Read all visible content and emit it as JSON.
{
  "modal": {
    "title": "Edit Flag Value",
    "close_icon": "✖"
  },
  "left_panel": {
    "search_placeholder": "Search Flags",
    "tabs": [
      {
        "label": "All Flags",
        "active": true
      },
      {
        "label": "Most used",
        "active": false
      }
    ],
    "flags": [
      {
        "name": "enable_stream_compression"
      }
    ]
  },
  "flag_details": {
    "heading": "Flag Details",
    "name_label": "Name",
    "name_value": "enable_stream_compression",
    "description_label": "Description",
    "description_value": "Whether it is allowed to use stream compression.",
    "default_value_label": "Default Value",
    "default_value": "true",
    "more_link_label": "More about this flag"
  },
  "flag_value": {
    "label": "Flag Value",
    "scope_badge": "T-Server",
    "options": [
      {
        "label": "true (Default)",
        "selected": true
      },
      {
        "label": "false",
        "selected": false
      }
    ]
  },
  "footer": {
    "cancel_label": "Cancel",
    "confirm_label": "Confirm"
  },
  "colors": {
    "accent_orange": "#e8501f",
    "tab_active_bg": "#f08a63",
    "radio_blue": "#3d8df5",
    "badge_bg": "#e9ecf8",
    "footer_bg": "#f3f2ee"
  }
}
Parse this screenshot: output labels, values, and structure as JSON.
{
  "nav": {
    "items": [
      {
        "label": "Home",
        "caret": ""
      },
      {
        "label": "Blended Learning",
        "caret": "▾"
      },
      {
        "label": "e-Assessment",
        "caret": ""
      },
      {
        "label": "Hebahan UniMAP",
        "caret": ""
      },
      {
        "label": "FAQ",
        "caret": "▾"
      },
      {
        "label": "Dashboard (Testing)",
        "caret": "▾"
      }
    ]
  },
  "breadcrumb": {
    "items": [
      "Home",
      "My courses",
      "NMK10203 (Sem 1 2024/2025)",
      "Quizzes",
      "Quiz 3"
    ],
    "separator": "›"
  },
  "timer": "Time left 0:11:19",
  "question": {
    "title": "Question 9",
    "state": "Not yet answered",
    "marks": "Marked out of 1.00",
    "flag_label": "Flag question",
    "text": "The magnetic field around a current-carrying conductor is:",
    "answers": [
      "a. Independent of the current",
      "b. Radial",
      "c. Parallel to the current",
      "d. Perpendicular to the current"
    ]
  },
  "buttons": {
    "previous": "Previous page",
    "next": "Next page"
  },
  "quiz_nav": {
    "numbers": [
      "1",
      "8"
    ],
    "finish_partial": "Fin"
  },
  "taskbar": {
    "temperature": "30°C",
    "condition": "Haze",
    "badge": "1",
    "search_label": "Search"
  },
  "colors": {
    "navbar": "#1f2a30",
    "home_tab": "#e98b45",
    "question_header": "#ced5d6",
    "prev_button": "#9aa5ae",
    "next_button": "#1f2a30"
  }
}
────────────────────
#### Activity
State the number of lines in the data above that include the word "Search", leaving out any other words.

#### Problem solution
2